    Scripture Summary - 12th Sunday after Pentecost –Year A (Aug. 23rd)

    by Rev. Shelley

     

    Exodus 1:8-2:10: The patriarchs are dead and there is now a new Pharaoh in Egypt “who did not know Joseph”. The Egyptians are now afraid of the growing number of Hebrews in their country, so they enslave the men, and demand that all baby boys be killed. But the women come to the rescue. The Egyptian midwives out maneuver Pharaoh. Miriam and her mother devise a daring plan to save their little brother. Even Pharaoh's daughter becomes part of the story as she falls for Miriam's little baby bro and adopts him as her own. Thus begins God's rescue plan for his people. The baby's name is Moses.

     

    Psalm 124: In this Psalm, the writer reminds the Israelites that it is the Lord God who saves them from their enemies. The picture here seems to be referencing the deliverance from the Egyptians as they crossed the Red Sea. Like a bird the slaves had escaped a snare. Their deliverance was possible because they trusted in the one who is the creator of the whole earth.

      

    Romans 12:1-8: Paul invites us to live a new transformed life in Christ. We do this by offering to God all that we are. Pagans in Paul's day would offer an animal or grain sacrifice on an altar to be burned. As Christians we bring ourselves to the altar – not to be burnt – but to be given new life by Christ. We then go back out into the world as Christ's new living body. Each of us is a cell – needing each other, and together showing Christ's concern and life giving spirit to the world.

     

    Matthew 16:13-20: Jesus asks his disciples what people are saying about him. They give him the local gossip. Then Jesus gets personal. “But who do you say that I am?” Peter blurts out - “You are the Christ, the Son of the living God”. Jesus commends Peter, letting him know that this revelation has come from His Father. “Who do you say that I am?” It is a penetrating question that we all need to ask ourselves.

     

     

     

    Scripture Summary-13th Sunday after Pentecost - Year A (Aug. 30)
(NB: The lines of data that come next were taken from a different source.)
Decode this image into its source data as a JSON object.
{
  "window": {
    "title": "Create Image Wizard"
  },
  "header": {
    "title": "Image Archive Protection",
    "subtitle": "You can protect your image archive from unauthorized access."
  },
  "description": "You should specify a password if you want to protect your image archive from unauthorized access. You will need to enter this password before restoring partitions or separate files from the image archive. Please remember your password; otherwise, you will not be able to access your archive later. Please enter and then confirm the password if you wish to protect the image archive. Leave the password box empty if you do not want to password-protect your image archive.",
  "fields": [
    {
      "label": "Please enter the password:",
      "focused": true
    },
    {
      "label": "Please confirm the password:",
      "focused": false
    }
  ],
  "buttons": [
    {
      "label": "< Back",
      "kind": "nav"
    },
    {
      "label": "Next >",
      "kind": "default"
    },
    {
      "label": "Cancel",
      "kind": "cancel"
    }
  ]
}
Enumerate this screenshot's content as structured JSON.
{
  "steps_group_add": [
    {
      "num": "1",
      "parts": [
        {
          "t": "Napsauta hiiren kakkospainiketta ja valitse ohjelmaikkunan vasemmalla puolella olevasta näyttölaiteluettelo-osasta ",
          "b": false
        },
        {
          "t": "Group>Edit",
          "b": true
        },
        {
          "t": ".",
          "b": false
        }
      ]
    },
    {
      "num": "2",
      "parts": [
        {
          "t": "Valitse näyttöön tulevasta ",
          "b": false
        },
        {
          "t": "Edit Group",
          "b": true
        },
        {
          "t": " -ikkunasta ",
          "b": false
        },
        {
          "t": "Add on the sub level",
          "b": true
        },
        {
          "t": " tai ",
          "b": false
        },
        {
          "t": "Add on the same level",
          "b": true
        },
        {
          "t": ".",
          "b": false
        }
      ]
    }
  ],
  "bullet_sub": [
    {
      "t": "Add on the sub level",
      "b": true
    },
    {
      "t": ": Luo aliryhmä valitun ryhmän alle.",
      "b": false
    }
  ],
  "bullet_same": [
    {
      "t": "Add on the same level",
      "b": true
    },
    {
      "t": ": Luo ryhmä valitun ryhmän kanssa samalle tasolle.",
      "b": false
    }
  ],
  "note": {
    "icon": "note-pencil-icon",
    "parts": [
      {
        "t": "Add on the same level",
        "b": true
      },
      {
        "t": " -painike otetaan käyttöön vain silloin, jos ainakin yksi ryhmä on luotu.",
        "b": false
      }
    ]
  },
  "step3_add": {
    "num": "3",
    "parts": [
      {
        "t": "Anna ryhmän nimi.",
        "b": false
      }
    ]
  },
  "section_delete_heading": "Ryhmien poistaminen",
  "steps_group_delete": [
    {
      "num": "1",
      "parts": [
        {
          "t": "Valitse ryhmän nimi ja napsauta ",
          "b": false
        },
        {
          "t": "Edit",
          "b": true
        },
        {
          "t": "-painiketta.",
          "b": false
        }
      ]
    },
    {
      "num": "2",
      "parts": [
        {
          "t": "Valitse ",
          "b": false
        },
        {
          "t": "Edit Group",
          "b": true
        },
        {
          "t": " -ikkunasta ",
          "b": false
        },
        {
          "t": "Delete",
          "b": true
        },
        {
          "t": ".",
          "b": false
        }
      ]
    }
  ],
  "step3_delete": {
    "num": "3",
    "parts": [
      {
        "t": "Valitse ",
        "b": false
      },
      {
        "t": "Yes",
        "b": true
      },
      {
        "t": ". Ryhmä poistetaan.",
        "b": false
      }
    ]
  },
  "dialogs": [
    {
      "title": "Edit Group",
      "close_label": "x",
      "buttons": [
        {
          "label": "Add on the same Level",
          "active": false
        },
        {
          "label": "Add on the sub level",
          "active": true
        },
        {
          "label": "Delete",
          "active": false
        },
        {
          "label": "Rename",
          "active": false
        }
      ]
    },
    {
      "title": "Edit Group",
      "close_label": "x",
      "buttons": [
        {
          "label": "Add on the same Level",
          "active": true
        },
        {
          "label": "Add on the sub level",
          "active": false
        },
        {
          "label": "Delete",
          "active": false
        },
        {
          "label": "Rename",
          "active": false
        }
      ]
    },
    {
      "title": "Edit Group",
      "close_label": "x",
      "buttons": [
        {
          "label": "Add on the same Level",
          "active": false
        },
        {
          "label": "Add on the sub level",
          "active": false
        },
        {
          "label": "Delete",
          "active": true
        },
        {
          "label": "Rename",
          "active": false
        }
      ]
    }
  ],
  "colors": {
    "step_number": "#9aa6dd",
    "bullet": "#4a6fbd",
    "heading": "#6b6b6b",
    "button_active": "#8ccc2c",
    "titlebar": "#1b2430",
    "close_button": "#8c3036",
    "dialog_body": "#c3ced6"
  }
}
    by Rev. Shelley

     

    Exodus 3: 1-15: Last week Moses was a baby being rescued from a death sentence by Pharaoh's daughter. Moses is now an adult and has unfortunately had to flee Egypt because of his own misdoing. He is in the desert and happens to notice a strange sight – a burning bush that is not consumed by the fire. He decides to investigate. From here comes an encounter with God that will change his life, and the lives of the Israelties, and indeed, the course of human history. It is always good to take time to notice...

     

    Psalm 105: 1-6, 23-26: Here the Psalmist praises God for God's faithfulness in all his encounters with the Israelites. He rescues them from their enemies, making them stronger than all their foes. Even in their suffering God was there, working out a plan for their release. Moses and Aaron were his gifts to his people – they who would act as the Hebrews' saviours.

     

    Romans 12:9-21: St. Paul continues his teaching ministry, striving to build up the faith of the Roman Christians. The qualities that describe a true Christian – let love be genuine, hate what is evil, serve the Lord, rejoice in hope, be patient in suffering, persevere in prayer. Don't seek revenge, live in harmony with others, attuned to both their joys and their sorrows. We can only live a life like this when we trust that God is in control and will help us by the Holy Spirit to see life from this heavenly viewpoint.

     

    Matthew 16:21-28Last week Peter made the great declaration about Jesus “You are the Messiah, the Son of the living God”. He, of course, has no idea of what this will look like when lived out by Jesus. When Jesus shares about his coming confrontation with the religious authorities and how this will result in his death, Peter begins to rebuke Him, telling Him that this must never happen. Jesus is forced to tell “Rocky” that he is speaking now like the evil one, discouraging Jesus in all that He will have to endure in the coming days. He then shares with his followers that they too will be asked to give up all in their following of Jesus.